PROBLEM STATEMENT ▸ Pull out all lines from the listing below in which the word "Number" appears.
Segment Start: DATASET CONTENT
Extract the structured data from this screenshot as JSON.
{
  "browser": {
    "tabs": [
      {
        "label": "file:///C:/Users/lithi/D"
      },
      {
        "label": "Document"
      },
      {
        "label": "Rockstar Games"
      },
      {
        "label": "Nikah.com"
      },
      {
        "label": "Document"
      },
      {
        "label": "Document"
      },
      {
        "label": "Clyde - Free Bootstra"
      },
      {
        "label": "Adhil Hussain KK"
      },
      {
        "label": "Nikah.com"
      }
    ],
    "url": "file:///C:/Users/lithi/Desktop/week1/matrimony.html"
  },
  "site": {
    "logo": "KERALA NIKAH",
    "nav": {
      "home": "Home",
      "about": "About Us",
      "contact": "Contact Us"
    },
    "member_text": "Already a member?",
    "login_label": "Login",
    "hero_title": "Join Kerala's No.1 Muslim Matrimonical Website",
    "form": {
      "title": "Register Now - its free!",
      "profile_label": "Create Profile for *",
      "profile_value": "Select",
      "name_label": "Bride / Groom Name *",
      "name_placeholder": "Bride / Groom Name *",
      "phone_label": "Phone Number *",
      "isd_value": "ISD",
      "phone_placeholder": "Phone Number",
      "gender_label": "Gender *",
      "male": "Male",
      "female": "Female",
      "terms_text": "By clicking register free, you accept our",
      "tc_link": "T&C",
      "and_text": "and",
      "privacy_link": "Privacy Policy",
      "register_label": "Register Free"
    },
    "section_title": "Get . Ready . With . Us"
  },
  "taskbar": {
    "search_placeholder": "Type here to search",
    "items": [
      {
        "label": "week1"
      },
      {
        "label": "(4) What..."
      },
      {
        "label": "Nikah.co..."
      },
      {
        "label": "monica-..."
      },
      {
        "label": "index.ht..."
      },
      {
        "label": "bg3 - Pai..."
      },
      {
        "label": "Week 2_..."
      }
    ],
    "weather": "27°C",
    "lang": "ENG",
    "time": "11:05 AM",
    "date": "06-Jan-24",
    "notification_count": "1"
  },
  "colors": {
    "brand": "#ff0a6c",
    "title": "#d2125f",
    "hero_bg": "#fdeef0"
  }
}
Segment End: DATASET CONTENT
FINAL ANSWER ▸
      "phone_label": "Phone Number *",
      "phone_placeholder": "Phone Number",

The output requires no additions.